Problem to solve → If a line in the records contains the string "name", show that line.

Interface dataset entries

-=-=-

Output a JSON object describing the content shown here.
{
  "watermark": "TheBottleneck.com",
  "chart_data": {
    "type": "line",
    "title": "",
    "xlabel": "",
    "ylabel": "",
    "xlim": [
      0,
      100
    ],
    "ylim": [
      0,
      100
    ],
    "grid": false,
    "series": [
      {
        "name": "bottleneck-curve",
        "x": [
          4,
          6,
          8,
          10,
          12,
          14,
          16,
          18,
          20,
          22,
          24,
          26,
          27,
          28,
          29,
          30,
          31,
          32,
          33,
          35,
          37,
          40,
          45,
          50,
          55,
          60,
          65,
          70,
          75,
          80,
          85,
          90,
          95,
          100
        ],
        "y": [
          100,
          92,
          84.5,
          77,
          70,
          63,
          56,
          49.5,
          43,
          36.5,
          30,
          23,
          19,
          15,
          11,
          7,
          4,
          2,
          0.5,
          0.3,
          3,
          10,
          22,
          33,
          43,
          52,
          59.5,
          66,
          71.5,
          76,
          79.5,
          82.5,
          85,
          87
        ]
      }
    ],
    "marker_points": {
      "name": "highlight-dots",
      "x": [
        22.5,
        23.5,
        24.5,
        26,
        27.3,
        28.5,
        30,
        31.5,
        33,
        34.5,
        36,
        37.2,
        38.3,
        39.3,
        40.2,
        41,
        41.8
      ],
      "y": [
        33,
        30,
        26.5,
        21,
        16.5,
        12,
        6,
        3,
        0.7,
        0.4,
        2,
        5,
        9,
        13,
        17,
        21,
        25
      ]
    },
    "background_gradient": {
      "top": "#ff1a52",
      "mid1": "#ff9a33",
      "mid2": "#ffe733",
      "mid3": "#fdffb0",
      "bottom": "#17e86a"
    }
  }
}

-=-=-

Final answer →
        "name": "bottleneck-curve",
      "name": "highlight-dots",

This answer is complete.